◆ **Your instructions**:
Go over the entries below line by line, copying each one that contains the word "text".

─── Supplied data

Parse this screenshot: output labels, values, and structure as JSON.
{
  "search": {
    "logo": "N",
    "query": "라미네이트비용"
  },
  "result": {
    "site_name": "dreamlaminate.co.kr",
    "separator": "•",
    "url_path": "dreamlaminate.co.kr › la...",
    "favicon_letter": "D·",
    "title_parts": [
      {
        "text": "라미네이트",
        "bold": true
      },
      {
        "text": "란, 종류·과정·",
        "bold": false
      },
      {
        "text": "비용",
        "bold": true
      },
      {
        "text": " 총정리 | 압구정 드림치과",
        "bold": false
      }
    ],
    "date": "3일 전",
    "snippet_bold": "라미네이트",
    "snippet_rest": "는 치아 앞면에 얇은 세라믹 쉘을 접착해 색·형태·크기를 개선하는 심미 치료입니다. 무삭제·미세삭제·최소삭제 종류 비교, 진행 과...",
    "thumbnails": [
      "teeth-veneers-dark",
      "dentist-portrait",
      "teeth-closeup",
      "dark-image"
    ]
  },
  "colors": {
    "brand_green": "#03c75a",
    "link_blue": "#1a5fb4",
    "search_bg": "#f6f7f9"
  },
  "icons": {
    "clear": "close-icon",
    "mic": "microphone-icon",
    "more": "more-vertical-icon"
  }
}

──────

◆ **Result of the task**:
        "text": "라미네이트",
        "text": "란, 종류·과정·",
        "text": "비용",
        "text": " 총정리 | 압구정 드림치과",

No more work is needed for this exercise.